    • Lucy to Kevin: "Is the game over yet?"

      Kevin to Lucy: "It's halftime."

      Kevin gets up and starts kissing Lucy.
      Lucy to Kevin: "Please, not in front of everyone."

      Eric to Lucy and Kevin: "No it's perfectly okay, I'm glad you two are so in love. Physical attraction is an important part of relationships."

      Lucy to Kevin: "Would you like to take a half-time walk?"

      Kevin to Lucy: "Would that be a walk around the block or the walk around the promenade?"

      Lucy to Kevin: "The promenade sounds interesting."

      Kevin to Lucy: "It might be. Unless Roxanne and Chandler went somewhere else."

      Lucy to Kevin: "Do you want to go to the promenade or not?"

      Kevin to Lucy: "Or not. It's only half time."

      Lucy to Kevin (Madly):"Fine!"

  • Notes

  • Allusions

    • Simon: "You know what I'll just get some Juicy Fruit."
      When Simon is at the drug store he tells the cahsier that he wants some Juicy Fruit. Juicy Fruit is a popular chewing gum that's very sugary.

    • Cindy Miller: "Sundays are supposed to be a day of rest."
      This episode was nice. Especially after rerun after rerun after rerun.

      The point of this episode was great. People did used to treat Sunday as a special day. But now we treat it as Saturday night. I love Lucy's sermon. It was short and sweet and to the point.

      Simon and Cecilia: They kind of scared me. Some teenage couples do decide to explore sex. But wouldn't Simon, after all those years of teaching, really think about that to the level that he did? I don't know.

      Eric and Annie: They seem to be not so content lately. Eric isn't himself and is kind of "slacking off" on the parenting thing. It was weird that Cecilia's father had more shock and contept for Simon and Cecilia's sex plan than the minister and his wife. But it threw things into an array of laughter for me when Lucy came into the room and said,
      "Does anyone got any ideas for a sermon?"

      Peter and Ruthie: They're cute together. It was funny to watch Ruthie trick Peter into helping her. Ruthie seems to know it all. She told Simon,
      "I don't think an extra church service will hurt you!"
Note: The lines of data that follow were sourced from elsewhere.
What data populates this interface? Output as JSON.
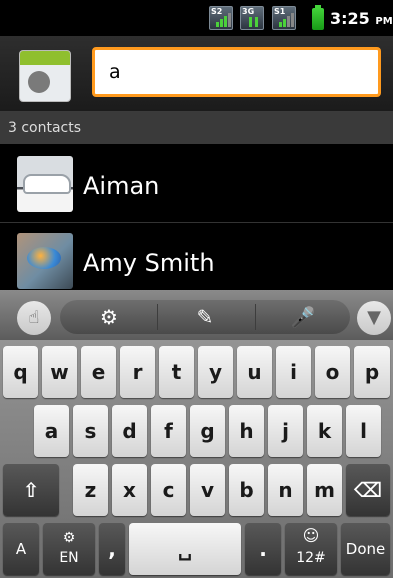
{
  "status_bar": {
    "icons": [
      {
        "name": "signal-icon",
        "tag": "S2"
      },
      {
        "name": "data-3g-icon",
        "tag": "3G"
      },
      {
        "name": "signal-sim-icon",
        "tag": "S1"
      }
    ],
    "time": "3:25",
    "ampm": "PM"
  },
  "search": {
    "query": "a"
  },
  "results": {
    "count_label": "3 contacts",
    "contacts": [
      {
        "name": "Aiman"
      },
      {
        "name": "Amy Smith"
      }
    ]
  },
  "keyboard": {
    "toolbar": {
      "hand_icon": "☝",
      "settings_icon": "⚙",
      "note_icon": "✎",
      "mic_icon": "🎤",
      "hide_icon": "▼"
    },
    "row1": [
      "q",
      "w",
      "e",
      "r",
      "t",
      "y",
      "u",
      "i",
      "o",
      "p"
    ],
    "row2": [
      "a",
      "s",
      "d",
      "f",
      "g",
      "h",
      "j",
      "k",
      "l"
    ],
    "row3": [
      "z",
      "x",
      "c",
      "v",
      "b",
      "n",
      "m"
    ],
    "shift_icon": "⇧",
    "backspace_icon": "⌫",
    "lang_icon": "A",
    "lang_settings_icon": "⚙",
    "lang_label": "EN",
    "comma": ",",
    "space_icon": "␣",
    "period": ".",
    "emoji_icon": "☺",
    "symbols_label": "12#",
    "done_label": "Done"
  }
}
      Lucy and Kevin: These two are very funny to watch and take in all the fights. They seemed more serene in this episode but they still had their moments. But any woman who want's her guy to ask her to marry him, would be a little crazy. I loved how Beverley acted when she portrayed Lucy in this episode. We actually got to see Lucy in action as an aspiring preacher. She pretty much summed it up. Sundays aren't what they used to be. And her saying to everyone,
      "I've lost 1,040 + days of my life because Sunday is no longer Sunday."
      It got to me. So good job to Beverley!
      Chandler and Roxanne: In later episodes, they grow on me but now, I am repulsed. It's just too soon for them to be so goo goo for each other. I don't know. It might grow on me.
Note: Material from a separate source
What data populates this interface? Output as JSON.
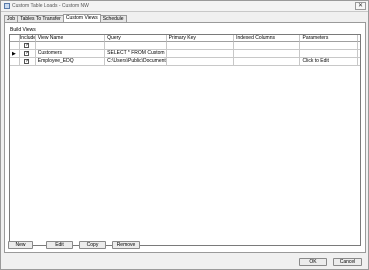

      Over all I thought this was a very good episode. It summed up the issue and gave us some intersting veiws to hold on to.